Exercise description →
Every line containing "period" should be identified and copied from the data below.

#### Material for this exercise

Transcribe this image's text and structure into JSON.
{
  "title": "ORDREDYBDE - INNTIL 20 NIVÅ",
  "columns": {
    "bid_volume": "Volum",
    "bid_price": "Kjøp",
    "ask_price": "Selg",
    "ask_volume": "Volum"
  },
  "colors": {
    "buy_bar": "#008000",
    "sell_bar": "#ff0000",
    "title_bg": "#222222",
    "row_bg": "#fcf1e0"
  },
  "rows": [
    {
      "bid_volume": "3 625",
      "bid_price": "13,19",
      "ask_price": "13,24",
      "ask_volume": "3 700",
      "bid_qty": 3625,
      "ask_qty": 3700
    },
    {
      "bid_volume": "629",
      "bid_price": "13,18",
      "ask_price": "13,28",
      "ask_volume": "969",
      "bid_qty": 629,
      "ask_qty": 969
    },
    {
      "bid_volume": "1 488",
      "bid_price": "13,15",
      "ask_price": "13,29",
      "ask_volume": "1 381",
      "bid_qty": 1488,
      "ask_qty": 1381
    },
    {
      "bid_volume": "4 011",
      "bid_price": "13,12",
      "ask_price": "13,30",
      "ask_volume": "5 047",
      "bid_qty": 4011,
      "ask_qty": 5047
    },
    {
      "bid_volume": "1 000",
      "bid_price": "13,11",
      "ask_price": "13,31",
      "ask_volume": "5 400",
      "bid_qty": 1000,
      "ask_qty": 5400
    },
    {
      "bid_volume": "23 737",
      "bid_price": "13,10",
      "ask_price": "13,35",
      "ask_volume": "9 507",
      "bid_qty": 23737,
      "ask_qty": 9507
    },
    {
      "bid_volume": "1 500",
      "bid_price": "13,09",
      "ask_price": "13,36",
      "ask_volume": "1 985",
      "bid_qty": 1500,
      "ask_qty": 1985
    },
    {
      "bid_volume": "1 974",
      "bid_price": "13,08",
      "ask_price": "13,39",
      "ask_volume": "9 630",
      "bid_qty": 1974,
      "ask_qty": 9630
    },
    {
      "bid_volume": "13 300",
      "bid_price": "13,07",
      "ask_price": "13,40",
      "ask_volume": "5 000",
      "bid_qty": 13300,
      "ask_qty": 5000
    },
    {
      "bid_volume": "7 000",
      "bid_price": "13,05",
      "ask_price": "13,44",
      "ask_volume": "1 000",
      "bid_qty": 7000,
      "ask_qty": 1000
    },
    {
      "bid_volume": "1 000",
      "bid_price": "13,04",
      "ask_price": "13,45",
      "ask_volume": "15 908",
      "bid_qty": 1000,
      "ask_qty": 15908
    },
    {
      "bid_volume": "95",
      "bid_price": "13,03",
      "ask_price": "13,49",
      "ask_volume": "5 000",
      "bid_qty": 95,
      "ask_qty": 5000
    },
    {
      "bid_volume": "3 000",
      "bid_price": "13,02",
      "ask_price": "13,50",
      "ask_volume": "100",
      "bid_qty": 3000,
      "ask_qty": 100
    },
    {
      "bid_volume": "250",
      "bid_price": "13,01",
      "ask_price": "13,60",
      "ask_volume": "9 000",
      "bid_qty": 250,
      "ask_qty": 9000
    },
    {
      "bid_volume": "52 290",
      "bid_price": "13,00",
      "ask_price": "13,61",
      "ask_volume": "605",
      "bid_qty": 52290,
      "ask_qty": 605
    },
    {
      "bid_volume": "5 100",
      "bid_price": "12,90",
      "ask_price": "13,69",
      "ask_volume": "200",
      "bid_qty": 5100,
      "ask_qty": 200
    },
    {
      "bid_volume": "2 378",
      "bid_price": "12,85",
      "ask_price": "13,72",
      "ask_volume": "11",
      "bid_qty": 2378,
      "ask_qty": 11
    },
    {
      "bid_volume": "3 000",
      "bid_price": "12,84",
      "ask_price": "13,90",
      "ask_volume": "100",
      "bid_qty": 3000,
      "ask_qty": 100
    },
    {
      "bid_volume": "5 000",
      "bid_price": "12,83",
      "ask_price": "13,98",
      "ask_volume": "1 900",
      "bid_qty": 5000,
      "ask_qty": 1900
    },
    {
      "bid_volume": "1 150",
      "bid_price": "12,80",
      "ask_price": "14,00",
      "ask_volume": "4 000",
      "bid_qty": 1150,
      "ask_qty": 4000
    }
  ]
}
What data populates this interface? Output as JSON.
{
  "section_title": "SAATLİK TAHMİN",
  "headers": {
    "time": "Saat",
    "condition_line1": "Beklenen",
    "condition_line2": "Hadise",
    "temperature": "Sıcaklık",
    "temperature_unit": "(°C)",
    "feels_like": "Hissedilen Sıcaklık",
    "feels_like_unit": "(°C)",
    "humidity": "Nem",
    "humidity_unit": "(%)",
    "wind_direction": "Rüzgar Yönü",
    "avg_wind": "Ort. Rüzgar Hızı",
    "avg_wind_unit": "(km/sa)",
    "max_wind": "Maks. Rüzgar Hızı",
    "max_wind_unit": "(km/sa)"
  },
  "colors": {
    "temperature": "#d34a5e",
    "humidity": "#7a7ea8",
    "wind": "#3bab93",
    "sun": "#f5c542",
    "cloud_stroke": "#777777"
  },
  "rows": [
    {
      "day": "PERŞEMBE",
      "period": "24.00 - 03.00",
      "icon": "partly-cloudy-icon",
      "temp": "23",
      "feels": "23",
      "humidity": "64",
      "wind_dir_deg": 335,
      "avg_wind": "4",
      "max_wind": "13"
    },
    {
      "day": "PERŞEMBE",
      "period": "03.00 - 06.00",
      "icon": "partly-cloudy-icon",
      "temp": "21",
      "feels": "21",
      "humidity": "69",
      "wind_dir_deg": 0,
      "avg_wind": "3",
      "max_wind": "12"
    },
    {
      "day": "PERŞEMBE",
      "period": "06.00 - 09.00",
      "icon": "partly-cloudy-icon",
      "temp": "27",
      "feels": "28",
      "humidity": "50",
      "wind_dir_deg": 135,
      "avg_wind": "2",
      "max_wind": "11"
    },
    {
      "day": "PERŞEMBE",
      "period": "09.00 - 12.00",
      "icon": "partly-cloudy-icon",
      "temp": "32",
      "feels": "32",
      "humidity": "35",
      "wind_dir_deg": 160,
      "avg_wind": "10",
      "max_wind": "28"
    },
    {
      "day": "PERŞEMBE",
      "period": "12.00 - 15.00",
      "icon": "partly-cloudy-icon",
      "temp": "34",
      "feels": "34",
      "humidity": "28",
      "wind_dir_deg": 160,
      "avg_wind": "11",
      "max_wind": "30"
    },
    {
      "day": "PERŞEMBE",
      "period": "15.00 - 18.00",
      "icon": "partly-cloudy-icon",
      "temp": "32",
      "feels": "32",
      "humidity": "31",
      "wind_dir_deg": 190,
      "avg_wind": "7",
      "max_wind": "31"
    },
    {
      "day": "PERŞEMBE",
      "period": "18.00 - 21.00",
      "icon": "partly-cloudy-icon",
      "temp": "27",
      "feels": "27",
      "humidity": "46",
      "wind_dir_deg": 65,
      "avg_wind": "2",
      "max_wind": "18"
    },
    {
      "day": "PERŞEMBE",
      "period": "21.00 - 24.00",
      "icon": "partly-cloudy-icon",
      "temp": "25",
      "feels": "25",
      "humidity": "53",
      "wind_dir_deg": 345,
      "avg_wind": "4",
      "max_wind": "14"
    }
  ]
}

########
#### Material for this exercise

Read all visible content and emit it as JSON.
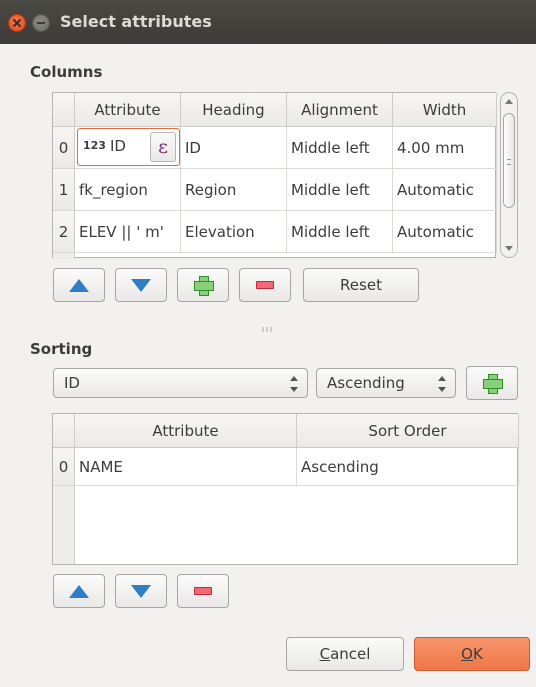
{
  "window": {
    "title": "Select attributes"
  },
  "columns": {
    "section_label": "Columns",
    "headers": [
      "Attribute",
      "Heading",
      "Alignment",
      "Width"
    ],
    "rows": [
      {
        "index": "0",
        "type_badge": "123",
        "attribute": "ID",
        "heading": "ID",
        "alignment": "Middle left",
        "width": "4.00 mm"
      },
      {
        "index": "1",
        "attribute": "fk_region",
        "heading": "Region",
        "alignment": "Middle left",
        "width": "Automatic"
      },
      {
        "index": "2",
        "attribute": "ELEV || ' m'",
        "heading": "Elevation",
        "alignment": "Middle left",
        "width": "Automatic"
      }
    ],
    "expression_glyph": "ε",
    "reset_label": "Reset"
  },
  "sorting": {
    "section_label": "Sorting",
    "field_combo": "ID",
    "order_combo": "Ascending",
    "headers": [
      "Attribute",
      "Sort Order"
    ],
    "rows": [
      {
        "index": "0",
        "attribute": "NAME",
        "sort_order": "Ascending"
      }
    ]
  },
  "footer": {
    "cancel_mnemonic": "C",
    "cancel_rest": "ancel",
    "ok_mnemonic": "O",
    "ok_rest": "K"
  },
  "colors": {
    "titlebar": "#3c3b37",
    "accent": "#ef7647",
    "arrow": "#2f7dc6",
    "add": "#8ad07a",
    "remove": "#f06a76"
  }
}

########

Written solution →
      "period": "24.00 - 03.00",
      "period": "03.00 - 06.00",
      "period": "06.00 - 09.00",
      "period": "09.00 - 12.00",
      "period": "12.00 - 15.00",
      "period": "15.00 - 18.00",
      "period": "18.00 - 21.00",
      "period": "21.00 - 24.00",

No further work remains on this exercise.